And they came to Jericho: and as he went out of Jericho with his disciples and a great number of people, blind Bartimaeus…
The gate of the city was, in the East, the favourite resort of the mendicant class; for there, not only must all travellers, and caravans, and peasants bringing their wares to market, pass them by, but the broad side arches of the gate, with their cool recesses and divans, were the justice halls in which suits and quarrels were adjusted, and the lounging place in which, when the labours of the day were over, the citizens gathered to discuss their local politics or to enjoy their neighbourly gossip. The very reason, therefore, which draws the beggars of Italy to the fountains or the steps of churches, and the beggars of Ireland to the doors of hotels, or to the spots haunted by tourists, and the beggars of England to the crowded thoroughfares and market places, drew the beggars of the East, and still draws them, to the gates of the cities.

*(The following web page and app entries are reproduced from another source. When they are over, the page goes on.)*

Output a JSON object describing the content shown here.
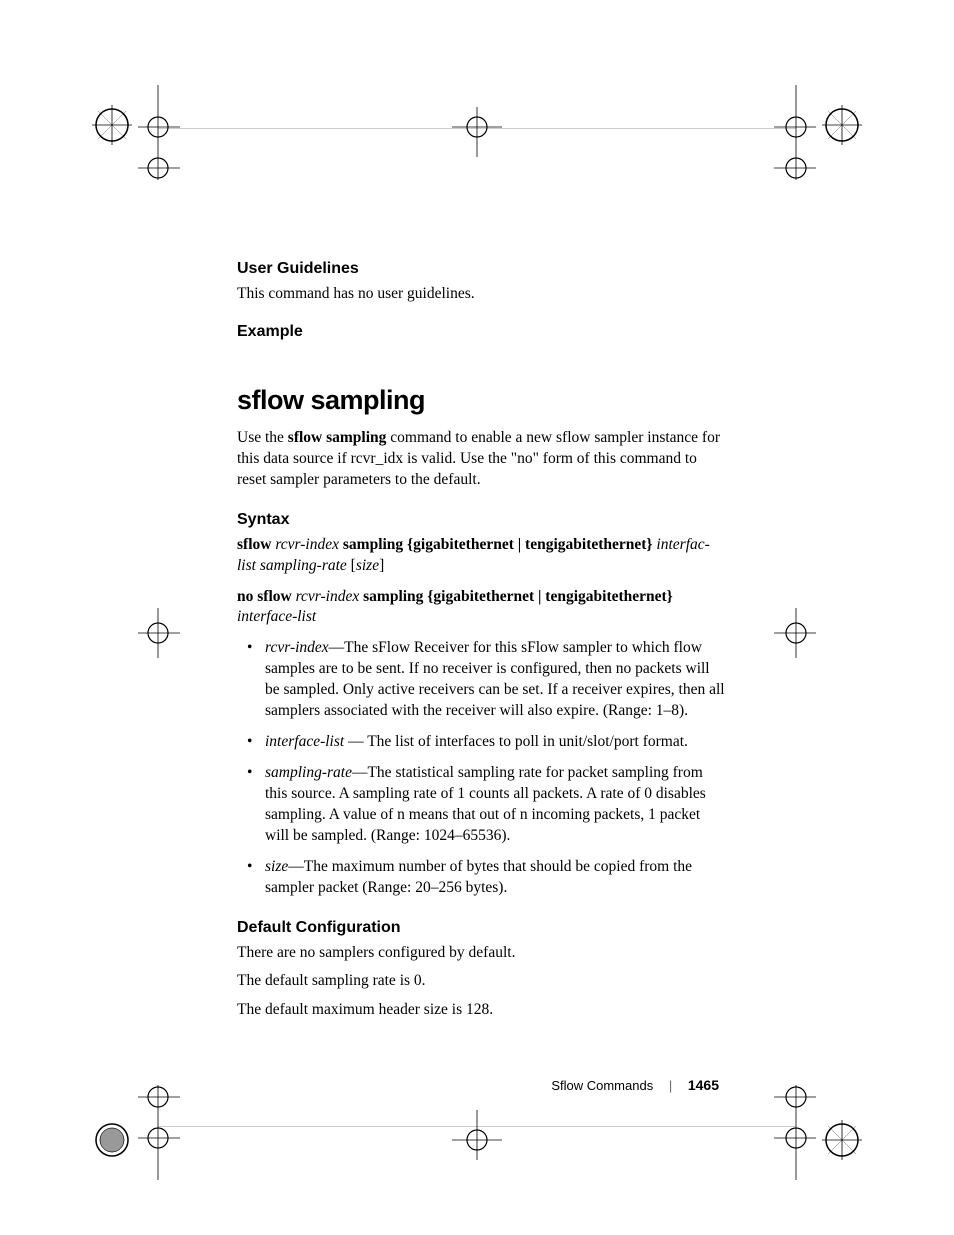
{
  "headings": {
    "user_guidelines": "User Guidelines",
    "example": "Example",
    "syntax": "Syntax",
    "default_config": "Default Configuration"
  },
  "user_guidelines_body": "This command has no user guidelines.",
  "section_title": "sflow sampling",
  "intro": {
    "pre": "Use the ",
    "cmd": "sflow sampling",
    "post": " command to enable a new sflow sampler instance for this data source if rcvr_idx is valid. Use the \"no\" form of this command to reset sampler parameters to the default."
  },
  "syntax1": {
    "p1": "sflow ",
    "p2": "rcvr-index",
    "p3": " sampling {gigabitethernet | tengigabitethernet} ",
    "p4": "interfac-list sampling-rate",
    "p5": " [",
    "p6": "size",
    "p7": "]"
  },
  "syntax2": {
    "p1": "no sflow ",
    "p2": "rcvr-index",
    "p3": " sampling {gigabitethernet | tengigabitethernet} ",
    "p4": "interface-list"
  },
  "bullets": [
    {
      "term": "rcvr-index",
      "dash": "—",
      "desc": "The sFlow Receiver for this sFlow sampler to which flow samples are to be sent.  If no receiver is configured, then no packets will be sampled.  Only active receivers can be set.  If a receiver expires, then all samplers associated with the receiver will also expire.  (Range: 1–8)."
    },
    {
      "term": "interface-list",
      "dash": " — ",
      "desc": "The list of interfaces to poll in unit/slot/port format."
    },
    {
      "term": "sampling-rate",
      "dash": "—",
      "desc": "The statistical sampling rate for packet sampling from this source.  A sampling rate of 1 counts all packets.  A rate of 0 disables sampling.  A value of n means that out of n incoming packets, 1 packet will be sampled.  (Range: 1024–65536)."
    },
    {
      "term": "size",
      "dash": "—",
      "desc": "The maximum number of bytes that should be copied from the sampler packet (Range: 20–256 bytes)."
    }
  ],
  "default_config_body": [
    "There are no samplers configured by default.",
    "The default sampling rate is 0.",
    "The default maximum header size is 128."
  ],
  "footer": {
    "chapter": "Sflow Commands",
    "page": "1465"
  }
}
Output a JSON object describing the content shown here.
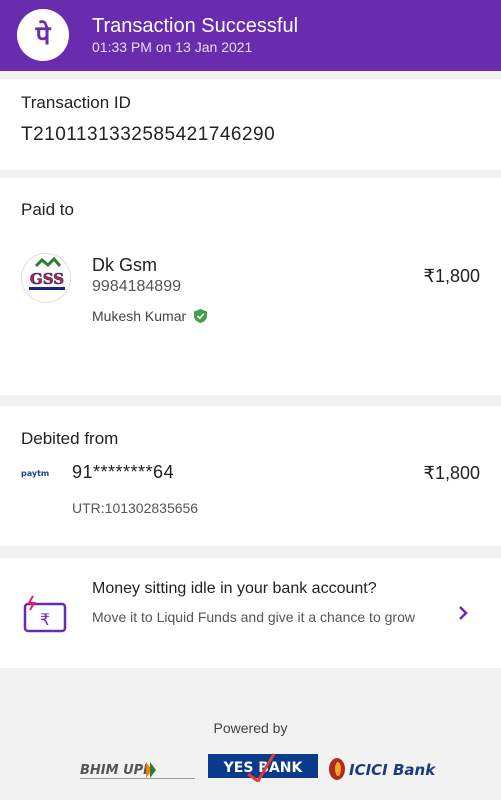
{
  "header": {
    "title": "Transaction Successful",
    "timestamp": "01:33 PM on 13 Jan 2021",
    "logo_icon": "phonepe-logo-icon",
    "bg_color": "#6a2cae"
  },
  "transaction": {
    "label": "Transaction ID",
    "id": "T2101131332585421746290"
  },
  "paid_to": {
    "label": "Paid to",
    "name": "Dk Gsm",
    "phone": "9984184899",
    "verified_name": "Mukesh Kumar",
    "amount": "₹1,800",
    "avatar_text": "GSS"
  },
  "debited_from": {
    "label": "Debited from",
    "account": "91********64",
    "utr": "UTR:101302835656",
    "amount": "₹1,800",
    "wallet_logo_text": "paytm"
  },
  "promo": {
    "title": "Money sitting idle in your bank account?",
    "subtitle": "Move it to Liquid Funds and give it a chance to grow"
  },
  "footer": {
    "powered_by": "Powered by",
    "partners": [
      "BHIM UPI",
      "YES BANK",
      "ICICI Bank"
    ]
  }
}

There men most congregate, and there they are most likely to meet some response to their appeals for pity and help.
(S. Cox, D. D.)
Parallel VersesKJV: And they came to Jericho: and as he went out of Jericho with his disciples and a great number of people, blind Bartimaeus, the son of Timaeus, sat by the highway side begging.